[[ Data listing, beginning ]]

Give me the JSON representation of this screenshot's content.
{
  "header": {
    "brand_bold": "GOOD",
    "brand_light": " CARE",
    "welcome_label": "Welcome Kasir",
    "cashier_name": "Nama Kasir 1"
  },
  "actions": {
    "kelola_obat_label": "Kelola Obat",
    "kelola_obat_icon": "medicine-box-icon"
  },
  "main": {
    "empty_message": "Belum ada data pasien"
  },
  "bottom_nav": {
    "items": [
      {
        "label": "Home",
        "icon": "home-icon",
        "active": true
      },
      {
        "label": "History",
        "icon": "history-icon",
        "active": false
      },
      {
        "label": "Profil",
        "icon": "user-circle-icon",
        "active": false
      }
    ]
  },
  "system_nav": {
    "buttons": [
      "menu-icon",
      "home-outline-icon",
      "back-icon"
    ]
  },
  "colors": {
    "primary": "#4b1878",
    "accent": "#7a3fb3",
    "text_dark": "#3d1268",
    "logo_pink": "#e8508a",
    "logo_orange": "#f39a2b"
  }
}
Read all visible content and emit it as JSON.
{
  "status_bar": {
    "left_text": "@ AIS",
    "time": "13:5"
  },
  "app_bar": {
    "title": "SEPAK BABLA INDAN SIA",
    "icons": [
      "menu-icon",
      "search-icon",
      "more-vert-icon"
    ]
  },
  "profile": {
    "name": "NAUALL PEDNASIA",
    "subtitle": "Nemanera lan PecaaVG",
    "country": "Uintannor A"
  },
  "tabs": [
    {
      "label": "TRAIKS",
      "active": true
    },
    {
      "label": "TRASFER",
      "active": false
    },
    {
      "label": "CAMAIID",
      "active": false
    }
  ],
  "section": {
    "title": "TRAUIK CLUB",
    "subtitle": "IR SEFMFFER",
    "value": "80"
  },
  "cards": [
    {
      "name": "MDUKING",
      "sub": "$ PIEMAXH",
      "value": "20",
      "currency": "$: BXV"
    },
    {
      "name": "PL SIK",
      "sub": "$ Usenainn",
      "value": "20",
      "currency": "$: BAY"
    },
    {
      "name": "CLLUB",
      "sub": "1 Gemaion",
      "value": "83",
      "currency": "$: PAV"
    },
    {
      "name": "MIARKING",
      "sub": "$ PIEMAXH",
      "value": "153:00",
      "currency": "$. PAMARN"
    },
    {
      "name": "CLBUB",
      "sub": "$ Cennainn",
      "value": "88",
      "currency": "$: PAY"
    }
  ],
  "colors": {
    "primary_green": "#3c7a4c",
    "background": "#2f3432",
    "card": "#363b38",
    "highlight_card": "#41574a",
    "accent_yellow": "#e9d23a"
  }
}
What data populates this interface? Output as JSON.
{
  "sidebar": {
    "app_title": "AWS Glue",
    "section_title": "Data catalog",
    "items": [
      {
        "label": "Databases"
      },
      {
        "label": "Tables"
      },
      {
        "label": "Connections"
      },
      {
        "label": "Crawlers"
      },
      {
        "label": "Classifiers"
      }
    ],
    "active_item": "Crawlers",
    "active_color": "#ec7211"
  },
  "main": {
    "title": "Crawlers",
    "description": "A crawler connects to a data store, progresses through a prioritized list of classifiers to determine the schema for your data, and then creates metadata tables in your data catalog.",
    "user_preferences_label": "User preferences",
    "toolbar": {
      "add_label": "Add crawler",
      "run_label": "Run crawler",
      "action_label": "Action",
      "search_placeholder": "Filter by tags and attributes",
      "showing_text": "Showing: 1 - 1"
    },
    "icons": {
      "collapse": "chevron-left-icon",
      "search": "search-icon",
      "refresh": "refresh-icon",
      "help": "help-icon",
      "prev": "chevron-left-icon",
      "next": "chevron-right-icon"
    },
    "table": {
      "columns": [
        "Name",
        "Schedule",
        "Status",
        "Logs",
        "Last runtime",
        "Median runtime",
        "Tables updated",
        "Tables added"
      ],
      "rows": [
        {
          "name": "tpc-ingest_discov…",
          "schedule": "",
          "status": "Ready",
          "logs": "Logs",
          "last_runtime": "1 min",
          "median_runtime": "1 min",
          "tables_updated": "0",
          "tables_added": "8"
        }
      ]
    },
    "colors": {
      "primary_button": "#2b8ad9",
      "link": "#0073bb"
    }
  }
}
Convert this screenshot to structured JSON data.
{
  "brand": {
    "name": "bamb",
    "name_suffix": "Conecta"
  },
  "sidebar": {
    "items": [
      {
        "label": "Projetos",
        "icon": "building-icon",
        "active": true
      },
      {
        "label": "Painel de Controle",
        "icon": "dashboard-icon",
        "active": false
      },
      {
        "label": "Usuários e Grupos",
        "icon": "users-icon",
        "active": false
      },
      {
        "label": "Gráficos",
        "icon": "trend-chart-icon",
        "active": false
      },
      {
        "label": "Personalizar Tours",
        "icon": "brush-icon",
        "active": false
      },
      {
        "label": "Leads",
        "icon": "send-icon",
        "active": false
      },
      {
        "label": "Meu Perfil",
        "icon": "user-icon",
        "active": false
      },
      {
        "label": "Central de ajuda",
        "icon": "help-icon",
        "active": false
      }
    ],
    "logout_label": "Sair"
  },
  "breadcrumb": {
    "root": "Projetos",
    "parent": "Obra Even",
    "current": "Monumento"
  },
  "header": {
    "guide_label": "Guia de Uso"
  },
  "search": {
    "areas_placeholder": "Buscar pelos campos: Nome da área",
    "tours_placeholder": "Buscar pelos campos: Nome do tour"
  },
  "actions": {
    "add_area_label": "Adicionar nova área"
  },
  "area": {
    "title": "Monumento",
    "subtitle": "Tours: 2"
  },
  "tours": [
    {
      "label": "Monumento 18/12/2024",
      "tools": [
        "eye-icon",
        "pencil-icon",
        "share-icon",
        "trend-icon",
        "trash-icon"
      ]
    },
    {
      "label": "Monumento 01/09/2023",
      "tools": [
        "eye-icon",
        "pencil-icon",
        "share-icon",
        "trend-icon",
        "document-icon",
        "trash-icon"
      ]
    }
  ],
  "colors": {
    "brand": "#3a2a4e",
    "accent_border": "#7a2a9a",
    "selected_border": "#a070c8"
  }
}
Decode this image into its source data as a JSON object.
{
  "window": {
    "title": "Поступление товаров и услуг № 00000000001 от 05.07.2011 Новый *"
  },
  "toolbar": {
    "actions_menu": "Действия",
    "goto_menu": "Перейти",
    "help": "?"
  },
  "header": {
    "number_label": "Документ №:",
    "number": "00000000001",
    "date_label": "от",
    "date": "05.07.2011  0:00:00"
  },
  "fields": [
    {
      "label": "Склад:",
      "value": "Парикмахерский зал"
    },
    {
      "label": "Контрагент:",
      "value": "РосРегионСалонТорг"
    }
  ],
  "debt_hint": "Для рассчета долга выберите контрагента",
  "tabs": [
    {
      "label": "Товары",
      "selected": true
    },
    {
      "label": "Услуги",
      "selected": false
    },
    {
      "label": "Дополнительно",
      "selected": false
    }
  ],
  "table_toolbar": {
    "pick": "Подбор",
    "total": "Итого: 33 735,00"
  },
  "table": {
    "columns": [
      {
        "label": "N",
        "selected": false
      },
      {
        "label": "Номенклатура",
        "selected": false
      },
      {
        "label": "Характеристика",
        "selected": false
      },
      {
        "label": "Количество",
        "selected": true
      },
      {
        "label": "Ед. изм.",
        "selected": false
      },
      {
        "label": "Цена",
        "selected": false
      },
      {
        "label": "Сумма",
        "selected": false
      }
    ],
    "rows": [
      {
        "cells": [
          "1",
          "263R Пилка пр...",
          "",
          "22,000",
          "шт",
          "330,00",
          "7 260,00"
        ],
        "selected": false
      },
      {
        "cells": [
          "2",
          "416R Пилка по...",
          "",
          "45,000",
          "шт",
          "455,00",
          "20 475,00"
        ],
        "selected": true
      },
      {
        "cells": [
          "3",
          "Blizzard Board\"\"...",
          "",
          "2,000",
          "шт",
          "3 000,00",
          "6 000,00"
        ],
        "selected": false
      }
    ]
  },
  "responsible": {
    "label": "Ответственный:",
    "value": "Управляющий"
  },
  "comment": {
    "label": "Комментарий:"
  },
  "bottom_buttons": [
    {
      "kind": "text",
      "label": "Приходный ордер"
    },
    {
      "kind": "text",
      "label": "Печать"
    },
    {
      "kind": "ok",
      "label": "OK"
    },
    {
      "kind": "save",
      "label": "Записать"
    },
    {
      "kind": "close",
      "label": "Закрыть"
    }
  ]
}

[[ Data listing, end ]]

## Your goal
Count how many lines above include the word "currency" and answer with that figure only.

## Response for this exercise
5